Dead Things Don’t Grow
. . . Just as you learned from us how to live in a manner pleasing to God, in the same way you are living, do so more and more.
1 Thessalonians 4:1
My daughter, Erika, used to walk to work. She had no choice. Her summer job was at Schaeffer Meadows, a remote ranger station near Glacier National Park in Montana. The closest road to the ranger station, at Morrison Creek, was 14 miles, but her usual route from Spotted Bear headquarters wound18 miles over a mountain pass.
Having completed a semester at NOLS, the National Outdoor Leadership School, hiking 18 miles to work was no big deal.
Our family thought we’d just drop in for a visit one summer, so we hoisted our backpacks, hit the trail, and managed 300 yards before we stopped, exhausted, and had second thoughts about whether we were capable of completing an 18 mile hike.

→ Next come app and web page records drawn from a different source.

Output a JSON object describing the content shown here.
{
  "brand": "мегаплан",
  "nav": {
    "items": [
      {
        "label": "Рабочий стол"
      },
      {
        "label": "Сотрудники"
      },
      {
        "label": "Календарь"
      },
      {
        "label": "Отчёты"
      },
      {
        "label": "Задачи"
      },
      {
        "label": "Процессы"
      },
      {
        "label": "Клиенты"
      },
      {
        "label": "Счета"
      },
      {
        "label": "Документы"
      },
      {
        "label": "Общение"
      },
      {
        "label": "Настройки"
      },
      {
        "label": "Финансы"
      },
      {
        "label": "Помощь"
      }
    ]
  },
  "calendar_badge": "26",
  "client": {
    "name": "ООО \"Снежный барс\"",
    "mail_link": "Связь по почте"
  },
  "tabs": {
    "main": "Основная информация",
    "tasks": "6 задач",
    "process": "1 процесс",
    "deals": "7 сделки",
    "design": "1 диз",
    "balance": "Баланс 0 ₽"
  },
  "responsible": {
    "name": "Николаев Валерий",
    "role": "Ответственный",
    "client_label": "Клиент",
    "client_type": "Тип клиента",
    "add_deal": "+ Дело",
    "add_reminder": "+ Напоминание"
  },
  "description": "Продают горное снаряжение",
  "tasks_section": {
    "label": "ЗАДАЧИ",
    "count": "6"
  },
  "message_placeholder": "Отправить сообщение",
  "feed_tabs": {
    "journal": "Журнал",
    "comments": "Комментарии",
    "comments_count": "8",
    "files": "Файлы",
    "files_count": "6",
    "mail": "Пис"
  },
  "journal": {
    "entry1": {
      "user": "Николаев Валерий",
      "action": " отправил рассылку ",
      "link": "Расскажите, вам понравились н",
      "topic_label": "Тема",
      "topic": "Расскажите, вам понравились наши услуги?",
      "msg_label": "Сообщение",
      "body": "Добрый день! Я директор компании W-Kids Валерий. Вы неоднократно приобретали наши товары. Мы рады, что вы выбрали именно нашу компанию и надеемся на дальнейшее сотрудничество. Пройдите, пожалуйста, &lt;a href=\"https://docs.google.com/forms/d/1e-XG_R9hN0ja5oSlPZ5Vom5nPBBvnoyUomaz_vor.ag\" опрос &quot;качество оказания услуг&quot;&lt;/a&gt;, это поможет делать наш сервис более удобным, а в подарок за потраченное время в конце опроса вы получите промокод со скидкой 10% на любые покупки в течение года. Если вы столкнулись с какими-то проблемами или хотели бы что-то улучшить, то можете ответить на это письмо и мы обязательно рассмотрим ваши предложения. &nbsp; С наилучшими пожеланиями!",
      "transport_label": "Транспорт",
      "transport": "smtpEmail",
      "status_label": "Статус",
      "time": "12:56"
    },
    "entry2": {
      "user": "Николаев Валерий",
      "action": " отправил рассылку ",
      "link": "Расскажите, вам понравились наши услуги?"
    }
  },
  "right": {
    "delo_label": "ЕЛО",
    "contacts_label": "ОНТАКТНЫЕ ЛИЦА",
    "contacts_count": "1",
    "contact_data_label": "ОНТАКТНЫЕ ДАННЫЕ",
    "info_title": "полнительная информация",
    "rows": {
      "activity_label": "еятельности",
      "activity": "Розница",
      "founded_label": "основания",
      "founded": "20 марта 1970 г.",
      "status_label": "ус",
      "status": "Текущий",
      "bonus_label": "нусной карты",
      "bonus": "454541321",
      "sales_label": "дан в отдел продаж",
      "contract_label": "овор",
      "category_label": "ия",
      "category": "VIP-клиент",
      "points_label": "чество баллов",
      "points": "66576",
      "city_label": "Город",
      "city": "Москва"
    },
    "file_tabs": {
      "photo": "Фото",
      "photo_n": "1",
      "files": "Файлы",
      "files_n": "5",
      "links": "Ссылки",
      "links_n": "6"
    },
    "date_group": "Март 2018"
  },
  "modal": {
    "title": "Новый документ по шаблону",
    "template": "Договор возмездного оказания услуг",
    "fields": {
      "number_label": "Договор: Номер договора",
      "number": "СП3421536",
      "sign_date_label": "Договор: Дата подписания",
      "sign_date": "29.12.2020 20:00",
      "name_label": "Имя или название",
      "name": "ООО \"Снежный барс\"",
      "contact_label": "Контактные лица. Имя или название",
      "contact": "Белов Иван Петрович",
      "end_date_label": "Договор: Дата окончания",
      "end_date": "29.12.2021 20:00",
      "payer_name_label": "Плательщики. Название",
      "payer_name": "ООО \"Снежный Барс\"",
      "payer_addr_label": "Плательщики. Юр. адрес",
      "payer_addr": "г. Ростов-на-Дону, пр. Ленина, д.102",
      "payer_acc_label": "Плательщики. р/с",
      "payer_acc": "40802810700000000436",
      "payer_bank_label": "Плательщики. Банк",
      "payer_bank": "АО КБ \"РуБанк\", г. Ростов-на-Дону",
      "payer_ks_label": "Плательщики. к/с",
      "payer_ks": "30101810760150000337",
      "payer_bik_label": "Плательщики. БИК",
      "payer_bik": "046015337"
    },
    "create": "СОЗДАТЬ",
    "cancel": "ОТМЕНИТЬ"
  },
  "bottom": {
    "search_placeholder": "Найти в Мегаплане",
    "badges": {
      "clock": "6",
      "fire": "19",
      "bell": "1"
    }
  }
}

The first day, we managed to trudge up to a high mountain lake near Whitcomb Peak. And the second day we straggled into the ranger station.
When we hiked out, we followed Morrison Creek and completed the 14 miles in one day.
My son, Randy, joined the Marines a couple months later. Basic training was no picnic. After their first ten mile hike, the exhausted recruits complained at how strenuous the hike had been.
Randy just smiled and said he had been hiking further than this in Montana. At far higher elevation. With a sixty pound pack. And then the clincher . . .and accompanied by his five year old sister.
Faith is like that. When we do more than we ever thought we could have done, we find there is still more that we can do that we never thought we could have done.
Paul is commending the congregation at the Greek town of Thesslonica. They have been learning to apply their faith in Jesus and live in a way that pleases God.
And what does Paul say? “Good going, you guys! Now, keep growing more and more.”
The life which Jesus calls us to is not static. We grow. Look at how the Bible describes the church: we’re always growing. Moving. Building.
Growing doesn’t earn us eternal life. It’s the other way around: you have to first be alive. Dead things don’t grow.
(copyright by climbinghigher.org and by Marty Kaarre)